and independent means operable through said mechanisms, after it has been placed in one of the desired positions, for releasing the bombs.

3. In combination with a bomb rack for aircraft releasing means for dropping the bombs in either safe or armed position as desired, operating and setting means located in the cockpitof the machine, and a single pair 'of wires leading from said first means to the bomb rack. 4. In combination with a bomb rack having releasing means, including means for dropping the bomb either safe or armed as desired, operating, and setting means therefor connected with said release mechanism, sa d means including an operating lever and a setting lever and means whereby a single movement of the operating lever in one direction will release the bombs either safe or armed in accordance with the position of the setting means. A

5. In a mechanism of the character described, abomb rack, a bomb arming linkage, means-for setting the linkage whereby the bombs are released in either a safe or armed I condition, and means for releasing the bombs in either of said conditions by movement of said means in a single direction.

Signed at \Vashington, District of Columbia, this 27th day of July, 1925.

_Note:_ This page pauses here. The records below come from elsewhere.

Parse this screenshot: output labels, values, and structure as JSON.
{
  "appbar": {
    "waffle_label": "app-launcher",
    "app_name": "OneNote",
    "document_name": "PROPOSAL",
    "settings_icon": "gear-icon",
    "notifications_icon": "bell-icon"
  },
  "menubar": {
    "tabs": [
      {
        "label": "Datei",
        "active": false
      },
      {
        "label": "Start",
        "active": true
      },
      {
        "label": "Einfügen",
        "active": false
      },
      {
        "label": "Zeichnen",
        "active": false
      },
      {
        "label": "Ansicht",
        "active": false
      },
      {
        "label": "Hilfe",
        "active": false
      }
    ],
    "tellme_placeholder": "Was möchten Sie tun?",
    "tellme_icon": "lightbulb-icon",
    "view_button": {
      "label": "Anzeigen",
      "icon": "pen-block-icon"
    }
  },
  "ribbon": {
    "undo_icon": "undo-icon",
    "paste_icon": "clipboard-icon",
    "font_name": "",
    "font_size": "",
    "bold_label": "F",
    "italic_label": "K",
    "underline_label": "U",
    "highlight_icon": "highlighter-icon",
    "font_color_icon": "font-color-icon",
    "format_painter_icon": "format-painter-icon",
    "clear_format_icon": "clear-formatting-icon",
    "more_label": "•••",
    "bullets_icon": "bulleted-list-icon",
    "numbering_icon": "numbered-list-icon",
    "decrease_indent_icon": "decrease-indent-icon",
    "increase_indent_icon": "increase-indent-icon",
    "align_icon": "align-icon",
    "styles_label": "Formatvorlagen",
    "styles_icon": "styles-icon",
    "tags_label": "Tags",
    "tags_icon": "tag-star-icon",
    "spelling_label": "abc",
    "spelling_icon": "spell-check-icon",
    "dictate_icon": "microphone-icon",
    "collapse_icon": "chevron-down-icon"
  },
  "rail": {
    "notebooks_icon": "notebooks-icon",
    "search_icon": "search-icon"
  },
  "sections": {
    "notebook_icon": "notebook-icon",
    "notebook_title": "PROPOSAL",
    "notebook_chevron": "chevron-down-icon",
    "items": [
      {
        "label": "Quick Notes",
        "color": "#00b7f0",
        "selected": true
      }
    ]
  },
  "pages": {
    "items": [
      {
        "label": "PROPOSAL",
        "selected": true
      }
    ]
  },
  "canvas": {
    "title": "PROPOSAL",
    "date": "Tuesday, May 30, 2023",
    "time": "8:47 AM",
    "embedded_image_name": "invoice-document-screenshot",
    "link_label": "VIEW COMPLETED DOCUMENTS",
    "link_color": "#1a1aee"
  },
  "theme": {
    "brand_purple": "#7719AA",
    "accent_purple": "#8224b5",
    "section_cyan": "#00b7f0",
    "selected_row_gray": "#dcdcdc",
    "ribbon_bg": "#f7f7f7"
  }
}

Referenced by
Citing PatentFiling datePublication dateApplicantTitle
US2453869 *Aug 1, 1941Nov 16, 1948Hughes Tool CoBomb-carrying apparatus for aircraft
US2453870 *Feb 13, 1943Nov 16, 1948Hughes Tool CoBombing armament for aircraft
US2886368 *Jun 26, 1956May 12, 1959George G SprattWeapon release mechanism
US2966674 *Dec 17, 1956Dec 27, 1960Clark Maurice WAutomatic signaling device
US4682529 *Dec 6, 1984Jul 28, 1987R. Alkan & CieModular devices for loading cartridges on board aircraft
US4706541 *Feb 20, 1987Nov 17, 1987R. Alkan & CieDevice for retaining and releasing a wire for arming bomb fuses
U.S. Classification89/1.55, 89/1.51
International ClassificationB64D1/00, B64D1/06
Cooperative ClassificationB64D1/06
European ClassificationB64D1/06